"We have reached a point at which the commission's declining credibility has cast a shadow on the reputation of the United Nations system as a whole and where piecemeal reforms will not be enough or will not do," Annan said.
Annan is proposing to replace the current Commission on Human Rights with a smaller Human Rights Council, whose members would be directly elected by the UN General Assembly. Current commission members are nominated by regional groupings.
Prospective members would need a two-thirds majority and a "solid record of commitment" to human rights. The new council would also be able to meet at any time, rather than once a year.
The 15 human rights groups expressed their support for Annan's reform plan in a joint speech yesterday to the 61st session of the commission in Geneva. The commission is in the fifth week of its annual six-week meeting. The groups include Amnesty International, Human Rights Watch, the Association for the Prevention of Torture, and the International Commission of Jurists.
"Amnesty International has for a long time called for reform of the human rights machinery of the UN," said Lydia Aroyo, a press officer for Europe and Central Asia at Amnesty International in London. "We have for a long time pointed out the shortcomings of the work of the commission.... We are taking this opportunity to support the call for reform."
Aroyo said Amnesty is looking for the new Human Rights Council to deal with violations "wherever and whenever" they occur by remaining in continuous session.
Amnesty also recommends that the new body develop objective and transparent methods for the analysis and discussion of human rights violations.
"The reform must address the legitimacy deficit of the [current] commission," Aroyo said. "Power politics and double standards have prevented the commission on human rights from addressing and often discussing the widespread and serious human rights violations in many countries.

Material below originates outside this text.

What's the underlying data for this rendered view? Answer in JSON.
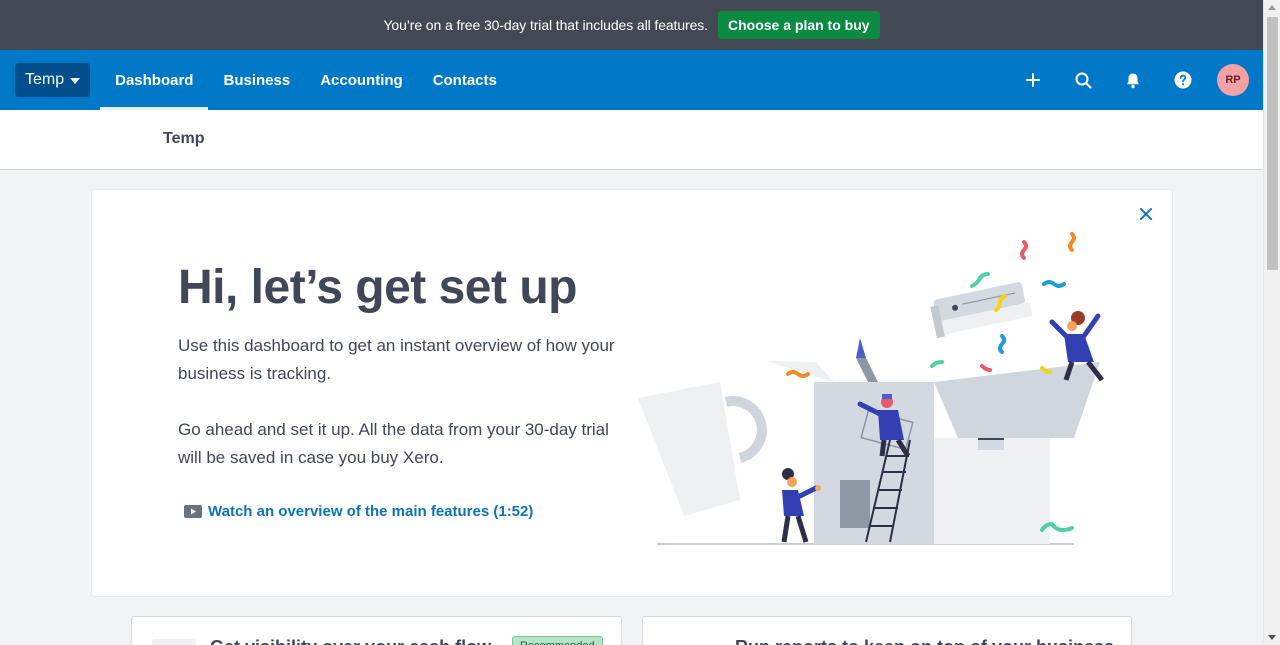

For example, political fractionalism has hampered effective action to address major human rights crises in countries such as Zimbabwe, Iraq, and in Chechnya."

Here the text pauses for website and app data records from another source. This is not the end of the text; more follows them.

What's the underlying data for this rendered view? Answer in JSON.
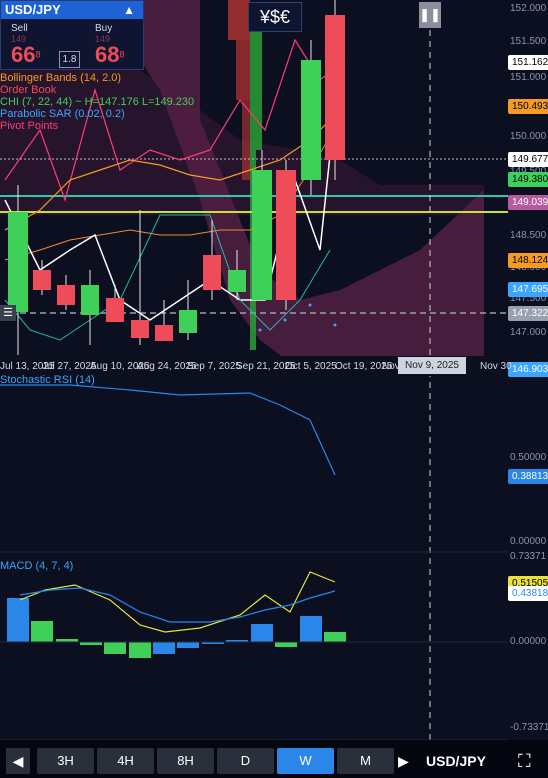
{
  "ticket": {
    "symbol": "USD/JPY",
    "sell_label": "Sell",
    "sell_small": "149",
    "sell_big": "66",
    "sell_sup": "8",
    "buy_label": "Buy",
    "buy_small": "149",
    "buy_big": "68",
    "buy_sup": "8",
    "spread": "1.8"
  },
  "indicators": [
    {
      "label": "Bollinger Bands (14, 2.0)",
      "color": "#f59a23"
    },
    {
      "label": "Order Book",
      "color": "#ef4c5a"
    },
    {
      "label": "CHI (7, 22, 44) ~ H=147.176 L=149.230",
      "color": "#3fd05a"
    },
    {
      "label": "Parabolic SAR (0.02, 0.2)",
      "color": "#3aa6ff"
    },
    {
      "label": "Pivot Points",
      "color": "#ff3c78"
    }
  ],
  "symbol_badge": "¥$€",
  "price_axis": [
    "152.000",
    "151.500",
    "151.000",
    "150.500",
    "150.000",
    "149.500",
    "149.000",
    "148.500",
    "148.000",
    "147.500",
    "147.000"
  ],
  "price_tags": [
    {
      "value": "151.162",
      "color": "#ffffff"
    },
    {
      "value": "150.493",
      "color": "#f59a23"
    },
    {
      "value": "149.677",
      "color": "#ffffff"
    },
    {
      "value": "149.380",
      "color": "#3fd05a"
    },
    {
      "value": "149.039",
      "color": "#b85aa0"
    },
    {
      "value": "148.124",
      "color": "#f59a23"
    },
    {
      "value": "147.695",
      "color": "#3aa6ff"
    },
    {
      "value": "147.322",
      "color": "#9aa0ad"
    },
    {
      "value": "146.903",
      "color": "#3aa6ff"
    }
  ],
  "dates": [
    "Jul 13, 2025",
    "Jul 27, 2025",
    "Aug 10, 2025",
    "Aug 24, 2025",
    "Sep 7, 2025",
    "Sep 21, 2025",
    "Oct 5, 2025",
    "Oct 19, 2025",
    "Nov 2, 2025",
    "Nov 9, 2025",
    "Nov 30"
  ],
  "crosshair_date": "Nov 9, 2025",
  "stoch": {
    "label": "Stochastic RSI (14)",
    "axis": [
      "0.50000",
      "0.00000"
    ],
    "tag": "0.38813"
  },
  "macd": {
    "label": "MACD (4, 7, 4)",
    "axis": [
      "0.73371",
      "0.00000",
      "-0.73371"
    ],
    "tags": [
      "0.51505",
      "0.43818"
    ]
  },
  "timeframes": [
    "3H",
    "4H",
    "8H",
    "D",
    "W",
    "M"
  ],
  "active_timeframe": "W",
  "pair": "USD/JPY",
  "colors": {
    "bull": "#3fd05a",
    "bear": "#ef4c5a",
    "accent": "#2a86e8"
  }
}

The 53-state Commission on Human Rights is charged with monitoring respect for human rights around the world. But critics accuse it of inaction, even when confronted with clear cases of abuse.
The commission has been denounced because some of its current members -- such as China, Cuba, Saudi Arabia, Sudan, and Zimbabwe -- are themselves under criticism for human rights abuses.

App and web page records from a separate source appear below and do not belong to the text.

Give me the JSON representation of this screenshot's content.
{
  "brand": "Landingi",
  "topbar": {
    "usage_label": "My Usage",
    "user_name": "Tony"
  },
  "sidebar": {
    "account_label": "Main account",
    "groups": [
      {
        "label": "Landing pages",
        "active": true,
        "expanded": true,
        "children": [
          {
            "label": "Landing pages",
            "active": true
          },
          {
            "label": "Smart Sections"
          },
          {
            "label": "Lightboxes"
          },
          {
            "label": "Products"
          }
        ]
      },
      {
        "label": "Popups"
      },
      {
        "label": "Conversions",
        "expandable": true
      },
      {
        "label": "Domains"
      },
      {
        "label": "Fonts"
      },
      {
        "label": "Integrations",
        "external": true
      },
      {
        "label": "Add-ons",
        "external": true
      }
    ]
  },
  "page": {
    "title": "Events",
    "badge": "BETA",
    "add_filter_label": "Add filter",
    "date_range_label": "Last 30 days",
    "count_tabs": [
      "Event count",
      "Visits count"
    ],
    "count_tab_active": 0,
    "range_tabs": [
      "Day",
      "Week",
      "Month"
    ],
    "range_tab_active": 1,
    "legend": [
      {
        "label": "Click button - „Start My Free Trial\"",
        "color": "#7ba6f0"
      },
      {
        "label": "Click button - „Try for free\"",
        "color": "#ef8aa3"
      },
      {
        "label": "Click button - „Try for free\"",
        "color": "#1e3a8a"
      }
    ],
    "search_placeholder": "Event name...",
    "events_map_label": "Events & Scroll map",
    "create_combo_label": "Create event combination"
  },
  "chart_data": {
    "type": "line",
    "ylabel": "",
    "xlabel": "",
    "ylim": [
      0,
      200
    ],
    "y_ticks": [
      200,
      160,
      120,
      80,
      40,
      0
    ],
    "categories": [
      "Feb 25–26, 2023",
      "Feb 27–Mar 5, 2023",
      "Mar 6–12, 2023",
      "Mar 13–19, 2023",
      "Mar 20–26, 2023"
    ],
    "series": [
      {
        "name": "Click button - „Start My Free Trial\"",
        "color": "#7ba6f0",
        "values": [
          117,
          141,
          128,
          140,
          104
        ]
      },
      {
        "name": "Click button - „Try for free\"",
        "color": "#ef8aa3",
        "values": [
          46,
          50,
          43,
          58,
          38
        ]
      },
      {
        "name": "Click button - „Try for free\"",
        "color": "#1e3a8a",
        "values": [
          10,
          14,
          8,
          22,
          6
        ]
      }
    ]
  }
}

Other members of the current commission include Armenia, Hungary, Romania, Russia, and Ukraine.
Annan called the Human Rights Council a "fresh start" and said he would like to see the plan approved by September.
"My basic premise is that the main intergovernmental body concerned with human rights should have a status, authority, [and] capability commensurate with the importance of its work," Annan said. "The United Nations already has councils that deal with its two other main purposes: security and development. So creating a full-fledged council for human rights offers conceptual and architectural clarity."
Annan's proposal has been well received by many in the West, including the United States and the European Union. But debate in Geneva yesterday over the reform plan highlighted the concerns of many developing countries.
Egyptian Ambassador Naela Gabr spoke on behalf of African states. She called the idea of a Human Rights Council "simplistic," saying it would do little to tackle the real causes of human rights abuses, such as poverty, underdevelopment, and marginalization.
"African group does not believe that a simplistic transition will resolve all the problems," Gabr said.
Russia's ambassador, Leonid Skotnikov, also wondered who would judge whether a potential member of the council has the solid record of commitment to human rights that Annan is calling for.
Annan's idea for a Human Rights Council is part of sweeping reforms he has proposed for the entire United Nations, including the enlargement of the Security Council.